> Problem requirements
I'd like every line in the following listing that holds "this" copied.

> Given records
--------------------------------
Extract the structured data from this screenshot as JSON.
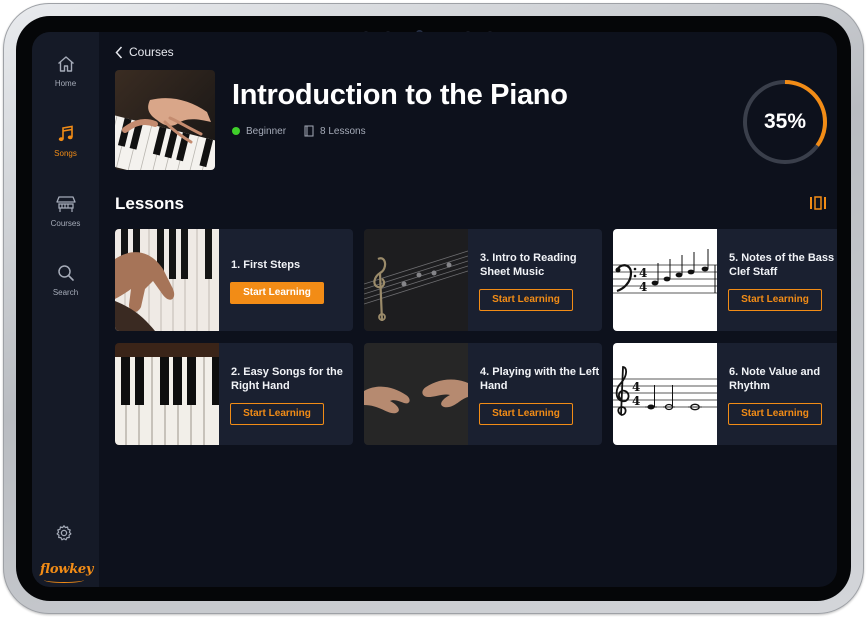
{
  "nav": [
    {
      "label": "Home",
      "icon": "home-icon",
      "active": false
    },
    {
      "label": "Songs",
      "icon": "music-note-icon",
      "active": true
    },
    {
      "label": "Courses",
      "icon": "courses-icon",
      "active": false
    },
    {
      "label": "Search",
      "icon": "search-icon",
      "active": false
    }
  ],
  "brand": {
    "logo": "flowkey",
    "accent": "#f28c16"
  },
  "header": {
    "back_label": "Courses",
    "title": "Introduction to the Piano",
    "level": "Beginner",
    "lessons_count": "8 Lessons",
    "progress_label": "35%",
    "progress_value": 0.35
  },
  "section": {
    "title": "Lessons"
  },
  "lessons": [
    {
      "title": "1. First Steps",
      "button": "Start Learning",
      "primary": true
    },
    {
      "title": "2. Easy Songs for the Right Hand",
      "button": "Start Learning",
      "primary": false
    },
    {
      "title": "3. Intro to Reading Sheet Music",
      "button": "Start Learning",
      "primary": false
    },
    {
      "title": "4. Playing with the Left Hand",
      "button": "Start Learning",
      "primary": false
    },
    {
      "title": "5. Notes of the Bass Clef Staff",
      "button": "Start Learning",
      "primary": false
    },
    {
      "title": "6. Note Value and Rhythm",
      "button": "Start Learning",
      "primary": false
    }
  ]
}
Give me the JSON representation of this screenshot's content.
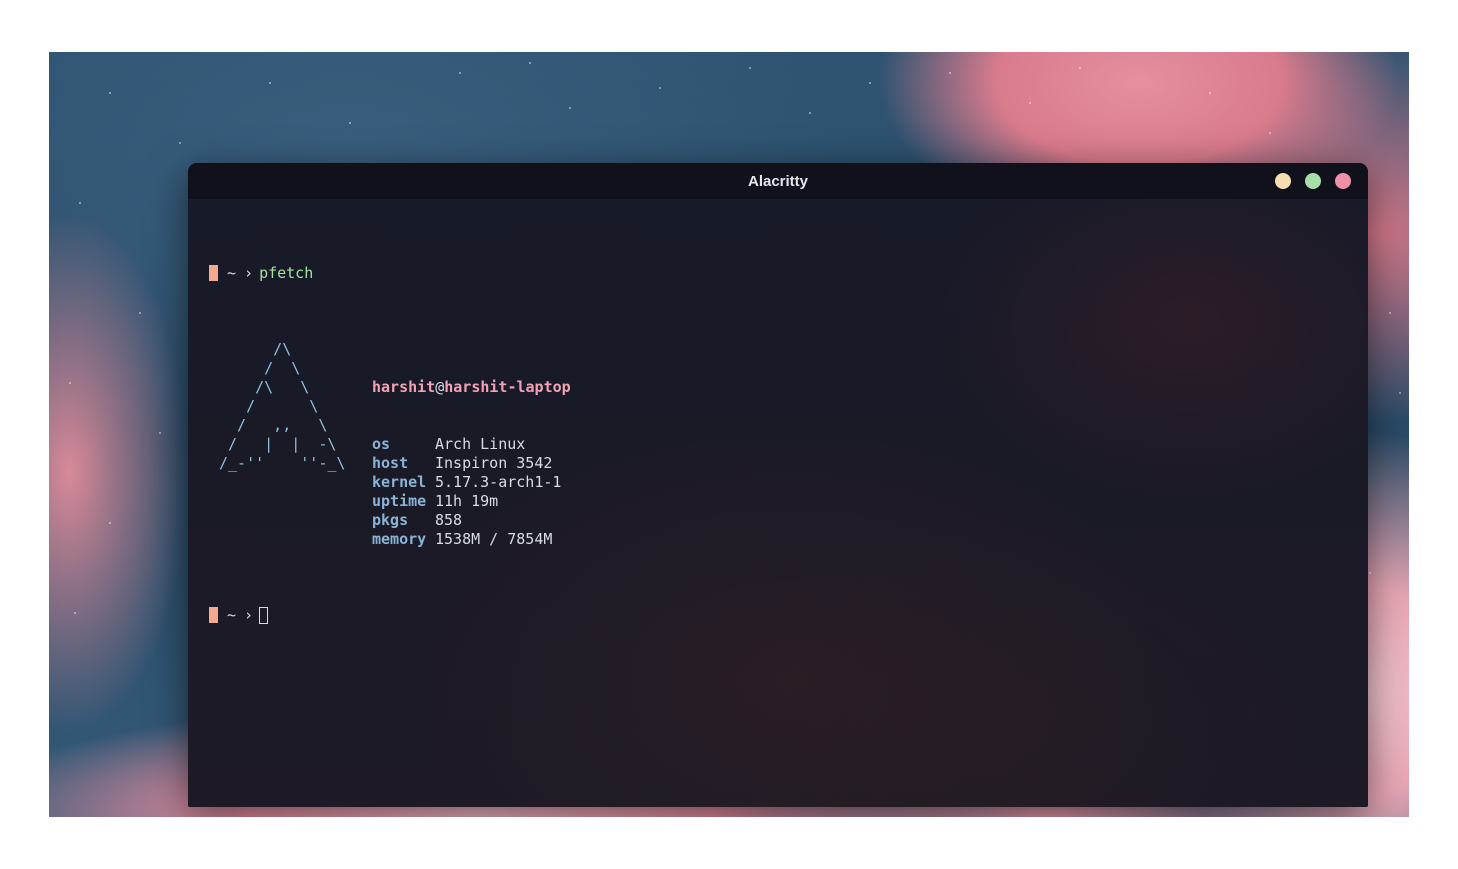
{
  "window": {
    "title": "Alacritty",
    "buttons": {
      "minimize_color": "#f5dfb0",
      "maximize_color": "#a6dfa8",
      "close_color": "#f08fa8"
    }
  },
  "prompt": {
    "cwd": "~",
    "symbol": "›",
    "command": "pfetch"
  },
  "pfetch": {
    "logo_lines": [
      "      /\\",
      "     /  \\",
      "    /\\   \\",
      "   /      \\",
      "  /   ,,   \\",
      " /   |  |  -\\",
      "/_-''    ''-_\\"
    ],
    "user": "harshit",
    "at": "@",
    "host_name": "harshit-laptop",
    "rows": [
      {
        "key": "os",
        "value": "Arch Linux"
      },
      {
        "key": "host",
        "value": "Inspiron 3542"
      },
      {
        "key": "kernel",
        "value": "5.17.3-arch1-1"
      },
      {
        "key": "uptime",
        "value": "11h 19m"
      },
      {
        "key": "pkgs",
        "value": "858"
      },
      {
        "key": "memory",
        "value": "1538M / 7854M"
      }
    ]
  },
  "colors": {
    "prompt_block": "#f5a98f",
    "command": "#a6e3a1",
    "logo": "#8fc0e0",
    "key": "#89b4d8",
    "user": "#f2a3b5"
  }
}
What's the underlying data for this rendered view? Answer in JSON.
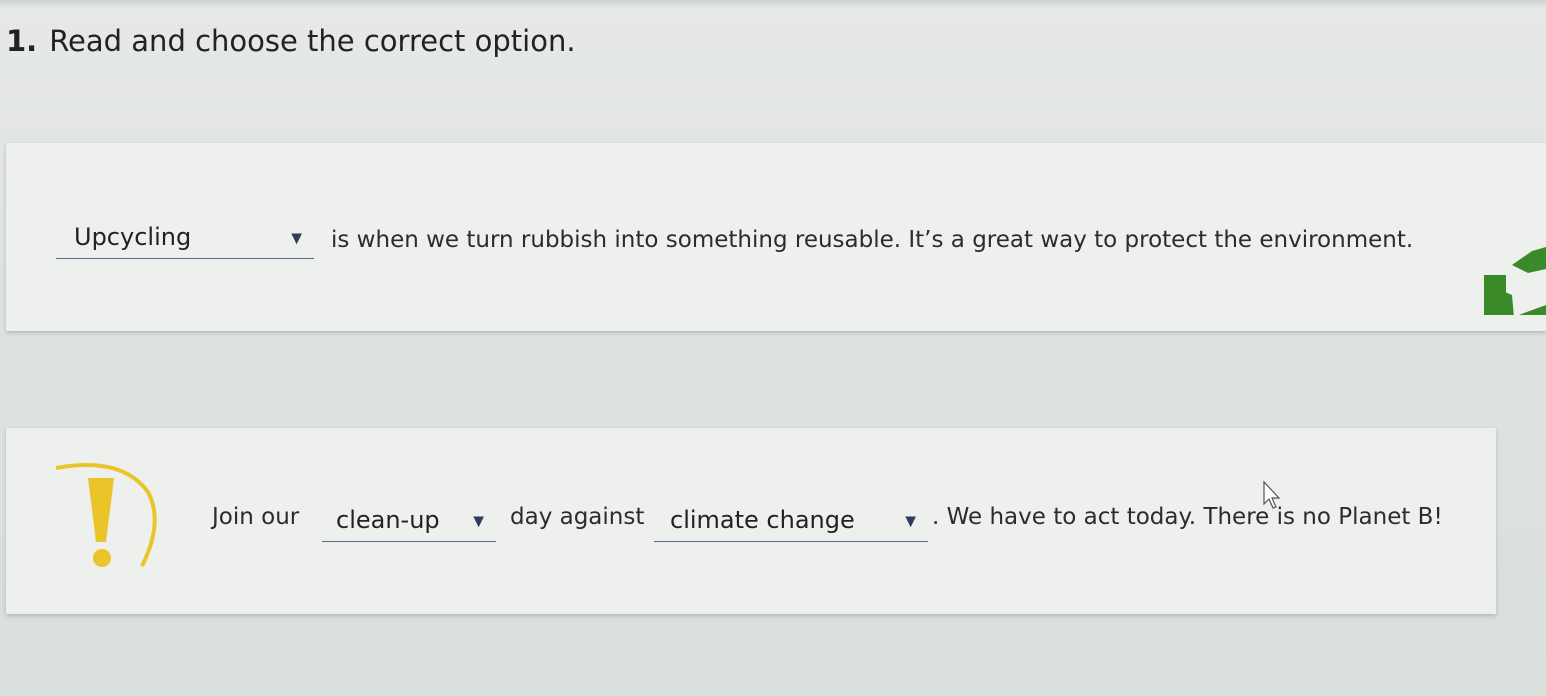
{
  "exercise": {
    "number": "1.",
    "instruction": "Read and choose the correct option."
  },
  "item1": {
    "dropdown_value": "Upcycling",
    "text": "is when we turn rubbish into something reusable. It’s a great way to protect the environment.",
    "icon": "recycle-icon",
    "icon_color": "#3a8a2a"
  },
  "item2": {
    "text_before": "Join our",
    "dropdown1_value": "clean-up",
    "text_middle": "day against",
    "dropdown2_value": "climate change",
    "text_after": ". We have to act today. There is no Planet B!",
    "icon": "warning-exclamation-icon",
    "icon_color": "#e9c52a"
  },
  "colors": {
    "underline": "#5b6e88",
    "caret": "#2d3d5c",
    "card_bg": "#eef0ee"
  }
}
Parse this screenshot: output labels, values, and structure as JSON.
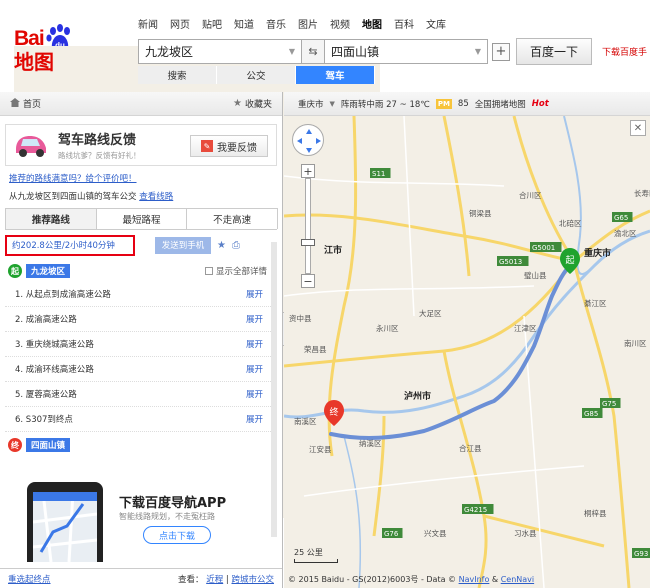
{
  "brand": {
    "bai": "Bai",
    "du": "du",
    "map": "地图"
  },
  "nav": [
    "新闻",
    "网页",
    "贴吧",
    "知道",
    "音乐",
    "图片",
    "视频",
    "地图",
    "百科",
    "文库"
  ],
  "nav_active_index": 7,
  "search": {
    "from": "九龙坡区",
    "to": "四面山镇",
    "swap_icon": "swap-arrows-icon",
    "add_icon": "plus-icon",
    "button": "百度一下",
    "download_link": "下载百度手"
  },
  "modes": [
    "搜索",
    "公交",
    "驾车"
  ],
  "modes_active_index": 2,
  "left_bar": {
    "home": "首页",
    "favorites": "收藏夹"
  },
  "feedback": {
    "title": "驾车路线反馈",
    "subtitle": "路线坑爹？反馈有好礼！",
    "button": "我要反馈"
  },
  "rating_link": "推荐的路线满意吗？给个评价吧！",
  "bus_line": {
    "text": "从九龙坡区到四面山镇的驾车公交",
    "link": "查看线路"
  },
  "route_tabs": [
    "推荐路线",
    "最短路程",
    "不走高速"
  ],
  "route_tabs_active_index": 0,
  "summary": {
    "distance": "约202.8公里/2小时40分钟",
    "send_button": "发送到手机",
    "star_icon": "star-icon",
    "print_icon": "print-icon"
  },
  "start": {
    "pin": "起",
    "name": "九龙坡区"
  },
  "show_all": "显示全部详情",
  "steps": [
    {
      "text": "1. 从起点到成渝高速公路",
      "action": "展开"
    },
    {
      "text": "2. 成渝高速公路",
      "action": "展开"
    },
    {
      "text": "3. 重庆绕城高速公路",
      "action": "展开"
    },
    {
      "text": "4. 成渝环线高速公路",
      "action": "展开"
    },
    {
      "text": "5. 厦蓉高速公路",
      "action": "展开"
    },
    {
      "text": "6. S307到终点",
      "action": "展开"
    }
  ],
  "end": {
    "pin": "终",
    "name": "四面山镇"
  },
  "ad": {
    "title": "下载百度导航APP",
    "subtitle": "智能线路规划，不走冤枉路",
    "button": "点击下载"
  },
  "bottom": {
    "reselect": "重选起终点",
    "view_label": "查看：",
    "nearby": "近程",
    "cross_city": "跨城市公交"
  },
  "map_bar": {
    "city": "重庆市",
    "weather": "阵雨转中雨 27 ~ 18℃",
    "pm_badge": "PM",
    "pm_value": "85",
    "traffic": "全国拥堵地图",
    "hot": "Hot"
  },
  "map_labels": [
    {
      "text": "江市",
      "kind": "city"
    },
    {
      "text": "重庆市",
      "kind": "city"
    },
    {
      "text": "泸州市",
      "kind": "city"
    },
    {
      "text": "大足区",
      "kind": "place"
    },
    {
      "text": "铜梁县",
      "kind": "place"
    },
    {
      "text": "合川区",
      "kind": "place"
    },
    {
      "text": "北碚区",
      "kind": "place"
    },
    {
      "text": "璧山县",
      "kind": "place"
    },
    {
      "text": "永川区",
      "kind": "place"
    },
    {
      "text": "荣昌县",
      "kind": "place"
    },
    {
      "text": "江津区",
      "kind": "place"
    },
    {
      "text": "綦江区",
      "kind": "place"
    },
    {
      "text": "南溪区",
      "kind": "place"
    },
    {
      "text": "江安县",
      "kind": "place"
    },
    {
      "text": "合江县",
      "kind": "place"
    },
    {
      "text": "习水县",
      "kind": "place"
    },
    {
      "text": "兴文县",
      "kind": "place"
    },
    {
      "text": "桐梓县",
      "kind": "place"
    },
    {
      "text": "渝北区",
      "kind": "place"
    },
    {
      "text": "长寿区",
      "kind": "place"
    },
    {
      "text": "南川区",
      "kind": "place"
    },
    {
      "text": "纳溪区",
      "kind": "place"
    },
    {
      "text": "资中县",
      "kind": "place"
    },
    {
      "text": "G5013",
      "kind": "road"
    },
    {
      "text": "G5001",
      "kind": "road"
    },
    {
      "text": "G65",
      "kind": "road"
    },
    {
      "text": "G75",
      "kind": "road"
    },
    {
      "text": "G76",
      "kind": "road"
    },
    {
      "text": "G4215",
      "kind": "road"
    },
    {
      "text": "S11",
      "kind": "road"
    },
    {
      "text": "G85",
      "kind": "road"
    },
    {
      "text": "G93",
      "kind": "road"
    }
  ],
  "map_start_pin": "起",
  "map_end_pin": "终",
  "scale": "25 公里",
  "copyright": {
    "text": "© 2015 Baidu - GS(2012)6003号 - Data ©",
    "navinfo": "NavInfo",
    "amp": "&",
    "cennavi": "CenNavi"
  },
  "colors": {
    "brand_red": "#e10601",
    "active_blue": "#3385ff",
    "route_blue": "#6b8fd6",
    "highlight_red": "#e60012"
  }
}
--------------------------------
> Exercise output
Extract the structured data from this screenshot as JSON.
Give me the JSON representation of this screenshot's content.
What's the underlying data for this rendered view? Answer in JSON.
Parse this screenshot: output labels, values, and structure as JSON.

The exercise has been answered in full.